### THE PROBLEM
Where the lines below hold images, skip those and copy every word exactly.

Website and app data records
┌──

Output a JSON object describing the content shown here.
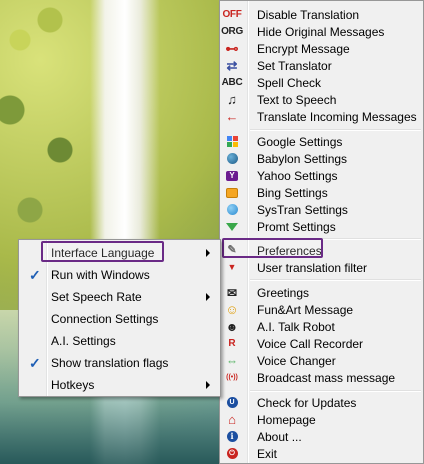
{
  "main_menu": {
    "group1": [
      {
        "label": "Disable Translation",
        "icon": "off-icon",
        "glyph": "OFF",
        "color": "#c9241f"
      },
      {
        "label": "Hide Original Messages",
        "icon": "org-icon",
        "glyph": "ORG",
        "color": "#222222"
      },
      {
        "label": "Encrypt Message",
        "icon": "key-icon",
        "glyph": "⊷",
        "color": "#c9241f"
      },
      {
        "label": "Set Translator",
        "icon": "swap-arrows-icon",
        "glyph": "⇄",
        "color": "#3a4fa0"
      },
      {
        "label": "Spell Check",
        "icon": "abc-icon",
        "glyph": "ABC",
        "color": "#222222"
      },
      {
        "label": "Text to Speech",
        "icon": "music-note-icon",
        "glyph": "♫",
        "color": "#222222"
      },
      {
        "label": "Translate Incoming Messages",
        "icon": "back-arrow-icon",
        "glyph": "←",
        "color": "#c9241f"
      }
    ],
    "group2": [
      {
        "label": "Google Settings",
        "icon": "google-icon",
        "color": "#4285f4"
      },
      {
        "label": "Babylon Settings",
        "icon": "babylon-icon",
        "color": "#1c5a86"
      },
      {
        "label": "Yahoo Settings",
        "icon": "yahoo-icon",
        "glyph": "Y",
        "color": "#6b1b8f"
      },
      {
        "label": "Bing Settings",
        "icon": "bing-icon",
        "color": "#f5a623"
      },
      {
        "label": "SysTran Settings",
        "icon": "systran-icon",
        "color": "#2a8ad0"
      },
      {
        "label": "Promt Settings",
        "icon": "promt-icon",
        "color": "#3aa84a"
      }
    ],
    "group3": [
      {
        "label": "Preferences",
        "icon": "wrench-icon",
        "glyph": "🔧",
        "color": "#555555"
      },
      {
        "label": "User translation filter",
        "icon": "filter-icon",
        "glyph": "▼",
        "color": "#c9241f"
      }
    ],
    "group4": [
      {
        "label": "Greetings",
        "icon": "envelope-icon",
        "glyph": "✉",
        "color": "#222222"
      },
      {
        "label": "Fun&Art Message",
        "icon": "smiley-icon",
        "glyph": "☺",
        "color": "#e0a010"
      },
      {
        "label": "A.I. Talk Robot",
        "icon": "robot-icon",
        "glyph": "☻",
        "color": "#333333"
      },
      {
        "label": "Voice Call Recorder",
        "icon": "record-icon",
        "glyph": "R",
        "color": "#c9241f"
      },
      {
        "label": "Voice Changer",
        "icon": "voice-changer-icon",
        "glyph": "⇔",
        "color": "#3aa84a"
      },
      {
        "label": "Broadcast mass message",
        "icon": "broadcast-icon",
        "glyph": "((•))",
        "color": "#c9241f"
      }
    ],
    "group5": [
      {
        "label": "Check for Updates",
        "icon": "update-icon",
        "glyph": "U",
        "color": "#1c4fa0"
      },
      {
        "label": "Homepage",
        "icon": "home-icon",
        "glyph": "⌂",
        "color": "#c9241f"
      },
      {
        "label": "About ...",
        "icon": "info-icon",
        "glyph": "i",
        "color": "#1c4fa0"
      },
      {
        "label": "Exit",
        "icon": "power-icon",
        "glyph": "⏻",
        "color": "#c9241f"
      }
    ]
  },
  "sub_menu": {
    "items": [
      {
        "label": "Interface Language",
        "has_submenu": true,
        "checked": false
      },
      {
        "label": "Run with Windows",
        "has_submenu": false,
        "checked": true
      },
      {
        "label": "Set Speech Rate",
        "has_submenu": true,
        "checked": false
      },
      {
        "label": "Connection Settings",
        "has_submenu": false,
        "checked": false
      },
      {
        "label": "A.I. Settings",
        "has_submenu": false,
        "checked": false
      },
      {
        "label": "Show translation flags",
        "has_submenu": false,
        "checked": true
      },
      {
        "label": "Hotkeys",
        "has_submenu": true,
        "checked": false
      }
    ],
    "check_glyph": "✓"
  },
  "colors": {
    "menu_bg": "#f0f0f0",
    "highlight_border": "#6a2a86",
    "check_color": "#1f5fb5"
  }
}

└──

### RESULT
Output a JSON object describing the content shown here.
{
  "main_menu": {
    "group1": [
      {
        "label": "Disable Translation",
        "icon": "off-icon",
        "glyph": "OFF",
        "color": "#c9241f"
      },
      {
        "label": "Hide Original Messages",
        "icon": "org-icon",
        "glyph": "ORG",
        "color": "#222222"
      },
      {
        "label": "Encrypt Message",
        "icon": "key-icon",
        "glyph": "⊷",
        "color": "#c9241f"
      },
      {
        "label": "Set Translator",
        "icon": "swap-arrows-icon",
        "glyph": "⇄",
        "color": "#3a4fa0"
      },
      {
        "label": "Spell Check",
        "icon": "abc-icon",
        "glyph": "ABC",
        "color": "#222222"
      },
      {
        "label": "Text to Speech",
        "icon": "music-note-icon",
        "glyph": "♫",
        "color": "#222222"
      },
      {
        "label": "Translate Incoming Messages",
        "icon": "back-arrow-icon",
        "glyph": "←",
        "color": "#c9241f"
      }
    ],
    "group2": [
      {
        "label": "Google Settings",
        "icon": "google-icon",
        "color": "#4285f4"
      },
      {
        "label": "Babylon Settings",
        "icon": "babylon-icon",
        "color": "#1c5a86"
      },
      {
        "label": "Yahoo Settings",
        "icon": "yahoo-icon",
        "glyph": "Y",
        "color": "#6b1b8f"
      },
      {
        "label": "Bing Settings",
        "icon": "bing-icon",
        "color": "#f5a623"
      },
      {
        "label": "SysTran Settings",
        "icon": "systran-icon",
        "color": "#2a8ad0"
      },
      {
        "label": "Promt Settings",
        "icon": "promt-icon",
        "color": "#3aa84a"
      }
    ],
    "group3": [
      {
        "label": "Preferences",
        "icon": "wrench-icon",
        "glyph": "🔧",
        "color": "#555555"
      },
      {
        "label": "User translation filter",
        "icon": "filter-icon",
        "glyph": "▼",
        "color": "#c9241f"
      }
    ],
    "group4": [
      {
        "label": "Greetings",
        "icon": "envelope-icon",
        "glyph": "✉",
        "color": "#222222"
      },
      {
        "label": "Fun&Art Message",
        "icon": "smiley-icon",
        "glyph": "☺",
        "color": "#e0a010"
      },
      {
        "label": "A.I. Talk Robot",
        "icon": "robot-icon",
        "glyph": "☻",
        "color": "#333333"
      },
      {
        "label": "Voice Call Recorder",
        "icon": "record-icon",
        "glyph": "R",
        "color": "#c9241f"
      },
      {
        "label": "Voice Changer",
        "icon": "voice-changer-icon",
        "glyph": "⇔",
        "color": "#3aa84a"
      },
      {
        "label": "Broadcast mass message",
        "icon": "broadcast-icon",
        "glyph": "((•))",
        "color": "#c9241f"
      }
    ],
    "group5": [
      {
        "label": "Check for Updates",
        "icon": "update-icon",
        "glyph": "U",
        "color": "#1c4fa0"
      },
      {
        "label": "Homepage",
        "icon": "home-icon",
        "glyph": "⌂",
        "color": "#c9241f"
      },
      {
        "label": "About ...",
        "icon": "info-icon",
        "glyph": "i",
        "color": "#1c4fa0"
      },
      {
        "label": "Exit",
        "icon": "power-icon",
        "glyph": "⏻",
        "color": "#c9241f"
      }
    ]
  },
  "sub_menu": {
    "items": [
      {
        "label": "Interface Language",
        "has_submenu": true,
        "checked": false
      },
      {
        "label": "Run with Windows",
        "has_submenu": false,
        "checked": true
      },
      {
        "label": "Set Speech Rate",
        "has_submenu": true,
        "checked": false
      },
      {
        "label": "Connection Settings",
        "has_submenu": false,
        "checked": false
      },
      {
        "label": "A.I. Settings",
        "has_submenu": false,
        "checked": false
      },
      {
        "label": "Show translation flags",
        "has_submenu": false,
        "checked": true
      },
      {
        "label": "Hotkeys",
        "has_submenu": true,
        "checked": false
      }
    ],
    "check_glyph": "✓"
  },
  "colors": {
    "menu_bg": "#f0f0f0",
    "highlight_border": "#6a2a86",
    "check_color": "#1f5fb5"
  }
}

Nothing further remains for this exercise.